■ Task instructions:
When you write out the entries, keep every line exactly as it appears.
:: Record set ::
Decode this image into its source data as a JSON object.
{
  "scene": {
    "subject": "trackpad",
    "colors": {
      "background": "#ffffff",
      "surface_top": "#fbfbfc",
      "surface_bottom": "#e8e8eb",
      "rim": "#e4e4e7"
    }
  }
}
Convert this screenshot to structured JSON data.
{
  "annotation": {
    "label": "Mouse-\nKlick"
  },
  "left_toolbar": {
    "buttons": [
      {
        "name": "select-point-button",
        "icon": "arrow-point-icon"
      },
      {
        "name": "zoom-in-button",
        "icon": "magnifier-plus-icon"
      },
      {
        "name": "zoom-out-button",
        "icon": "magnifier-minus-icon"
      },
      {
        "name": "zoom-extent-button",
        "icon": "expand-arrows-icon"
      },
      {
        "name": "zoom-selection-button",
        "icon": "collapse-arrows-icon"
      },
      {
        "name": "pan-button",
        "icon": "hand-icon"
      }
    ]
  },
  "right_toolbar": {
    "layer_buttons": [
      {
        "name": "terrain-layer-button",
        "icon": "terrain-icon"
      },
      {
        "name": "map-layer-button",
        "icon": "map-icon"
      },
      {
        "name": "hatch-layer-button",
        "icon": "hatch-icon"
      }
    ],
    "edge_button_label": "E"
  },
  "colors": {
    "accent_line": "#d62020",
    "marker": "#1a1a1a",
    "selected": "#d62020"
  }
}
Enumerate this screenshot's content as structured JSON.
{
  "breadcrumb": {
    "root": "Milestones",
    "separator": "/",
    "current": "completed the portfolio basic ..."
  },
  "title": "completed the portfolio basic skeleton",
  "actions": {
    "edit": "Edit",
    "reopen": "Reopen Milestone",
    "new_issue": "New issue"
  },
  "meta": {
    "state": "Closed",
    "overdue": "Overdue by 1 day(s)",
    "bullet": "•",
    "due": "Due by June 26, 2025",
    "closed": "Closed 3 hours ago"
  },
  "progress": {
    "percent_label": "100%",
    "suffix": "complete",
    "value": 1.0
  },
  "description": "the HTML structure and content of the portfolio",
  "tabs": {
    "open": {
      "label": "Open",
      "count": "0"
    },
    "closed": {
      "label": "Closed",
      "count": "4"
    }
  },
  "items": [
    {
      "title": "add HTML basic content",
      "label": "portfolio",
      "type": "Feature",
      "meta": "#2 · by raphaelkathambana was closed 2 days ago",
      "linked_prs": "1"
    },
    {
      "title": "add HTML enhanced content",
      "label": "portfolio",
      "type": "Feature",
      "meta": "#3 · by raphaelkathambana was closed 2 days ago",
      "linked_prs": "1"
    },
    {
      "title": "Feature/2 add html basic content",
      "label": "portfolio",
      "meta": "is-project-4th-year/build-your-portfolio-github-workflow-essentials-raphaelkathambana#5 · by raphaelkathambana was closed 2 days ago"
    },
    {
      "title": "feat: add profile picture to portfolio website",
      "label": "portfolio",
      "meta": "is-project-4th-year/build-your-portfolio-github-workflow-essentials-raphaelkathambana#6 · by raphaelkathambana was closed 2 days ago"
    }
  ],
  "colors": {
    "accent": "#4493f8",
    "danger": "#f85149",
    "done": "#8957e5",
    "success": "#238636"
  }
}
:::
■ Answer to the exercise:
Decode this image into its source data as a JSON object.
{
  "scene": {
    "subject": "trackpad",
    "colors": {
      "background": "#ffffff",
      "surface_top": "#fbfbfc",
      "surface_bottom": "#e8e8eb",
      "rim": "#e4e4e7"
    }
  }
}
Convert this screenshot to structured JSON data.
{
  "annotation": {
    "label": "Mouse-\nKlick"
  },
  "left_toolbar": {
    "buttons": [
      {
        "name": "select-point-button",
        "icon": "arrow-point-icon"
      },
      {
        "name": "zoom-in-button",
        "icon": "magnifier-plus-icon"
      },
      {
        "name": "zoom-out-button",
        "icon": "magnifier-minus-icon"
      },
      {
        "name": "zoom-extent-button",
        "icon": "expand-arrows-icon"
      },
      {
        "name": "zoom-selection-button",
        "icon": "collapse-arrows-icon"
      },
      {
        "name": "pan-button",
        "icon": "hand-icon"
      }
    ]
  },
  "right_toolbar": {
    "layer_buttons": [
      {
        "name": "terrain-layer-button",
        "icon": "terrain-icon"
      },
      {
        "name": "map-layer-button",
        "icon": "map-icon"
      },
      {
        "name": "hatch-layer-button",
        "icon": "hatch-icon"
      }
    ],
    "edge_button_label": "E"
  },
  "colors": {
    "accent_line": "#d62020",
    "marker": "#1a1a1a",
    "selected": "#d62020"
  }
}
Enumerate this screenshot's content as structured JSON.
{
  "breadcrumb": {
    "root": "Milestones",
    "separator": "/",
    "current": "completed the portfolio basic ..."
  },
  "title": "completed the portfolio basic skeleton",
  "actions": {
    "edit": "Edit",
    "reopen": "Reopen Milestone",
    "new_issue": "New issue"
  },
  "meta": {
    "state": "Closed",
    "overdue": "Overdue by 1 day(s)",
    "bullet": "•",
    "due": "Due by June 26, 2025",
    "closed": "Closed 3 hours ago"
  },
  "progress": {
    "percent_label": "100%",
    "suffix": "complete",
    "value": 1.0
  },
  "description": "the HTML structure and content of the portfolio",
  "tabs": {
    "open": {
      "label": "Open",
      "count": "0"
    },
    "closed": {
      "label": "Closed",
      "count": "4"
    }
  },
  "items": [
    {
      "title": "add HTML basic content",
      "label": "portfolio",
      "type": "Feature",
      "meta": "#2 · by raphaelkathambana was closed 2 days ago",
      "linked_prs": "1"
    },
    {
      "title": "add HTML enhanced content",
      "label": "portfolio",
      "type": "Feature",
      "meta": "#3 · by raphaelkathambana was closed 2 days ago",
      "linked_prs": "1"
    },
    {
      "title": "Feature/2 add html basic content",
      "label": "portfolio",
      "meta": "is-project-4th-year/build-your-portfolio-github-workflow-essentials-raphaelkathambana#5 · by raphaelkathambana was closed 2 days ago"
    },
    {
      "title": "feat: add profile picture to portfolio website",
      "label": "portfolio",
      "meta": "is-project-4th-year/build-your-portfolio-github-workflow-essentials-raphaelkathambana#6 · by raphaelkathambana was closed 2 days ago"
    }
  ],
  "colors": {
    "accent": "#4493f8",
    "danger": "#f85149",
    "done": "#8957e5",
    "success": "#238636"
  }
}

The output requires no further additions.